Academic Blog by: Jason Golec

Jason GolecJason Golec is currently a Junior pursuing a Bachelor of Arts at the University of Michigan School of Public Health. As a student Jason has earned many honors while also participating in a variety of Extracurricular activities such being a member of the School of Public Health's Student Advisory, the University of Michigan's First-generation College Student Advisory Board, and the University of Michigan Backpacking Club. He is also a former President of the Jurisdiction of Michigan for a youth fraternity named "DeMolay International".

Imagine you are trapped. You cannot seem to gain any sort of bearings. You have nowhere to go, nobody to go to, and no sense in how you may get out of this place.

Everyday there are people trapped in their own minds by their own negative thoughts. A intense tirade of self-loathing and negativity floods the mind causing people to lose their ability to function. Without proper treatment, individuals can be caught or trapped in this state of depression for prolonged periods of time.

Though over one quarter of the American population is affected by mental illness, many of us are hesitant to talk about it and how it impacts our lives. One of the most common mental illness identified in the United States' population by is depression.

For rural Americans, access to healthcare services is limited. This is due to a variety of reasons. The most prominent reason is the lack of variety and options within the healthcare infrastructure due to small population density. Patients have to travel farther distances to receive quality treatment compared to individuals in urban areas. Poverty is also more prevalent in rural America, reducing the opportunity for rural dwellers to initiate access to these services. Poverty has also been shown to be a key determinant for depression.

However, there lays a farther issue in regard to depression and general mental health. As a society, we are hesitant to talk about our mental health. Expectations to appear strong and emotionally resilient are apparent within our culture. There is a negative stigma regarding mental illnesses in our country. As a result, education about mental illnesses is very low and thousands of people suffer in silence. Due to all of the previous barriers, suicide rates have increased in rural America over the past decade. This emphasizes the call for more action.

As a country more funding needs to be allocated to rural health. More mental health care facilities and a greater, properly trained workforce will help build our nation's healthcare infrastructure and contribute to eliminating this healthcare disparity.

Moving forward, it is necessary for effective mental health interventions to be implemented in rural America. Recent research has shown that telemedicine can be just as effective at treating depression than in-person psychotherapy. Personally, I believe the approach to improving mental health is two-fold: First, innovative solutions to delivery mental health care in rural areas (e.g. convenient, cheap telemedicine or in-home therapy); Second, a cultural shift pertaining to changing perceptions about mental illness must be initiated.

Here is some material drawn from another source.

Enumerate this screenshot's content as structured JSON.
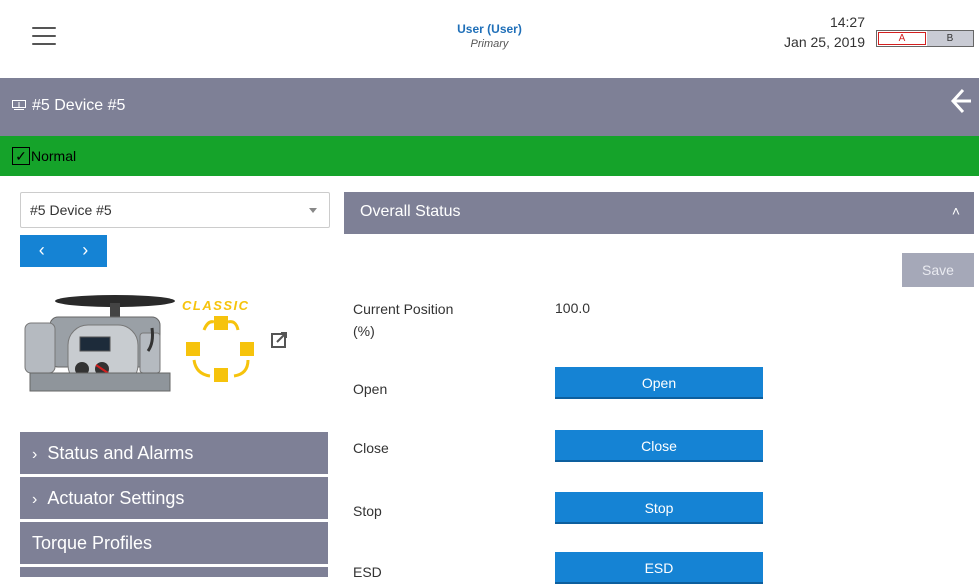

This leads to my "call to action" for every individual that reads this blog. I want you to challenge yourself. One in four people will be affected by a mental disorder at some point in their lifetime. You have the power to initiate conversations about mental health. You have the power to encourage to seek treatment and become educated about their own mental health. Interventions and increased resources will mean nothing if people are either afraid or too uneducated to access them. It is important to recognize how much power we really hold when it comes to starting these conversations.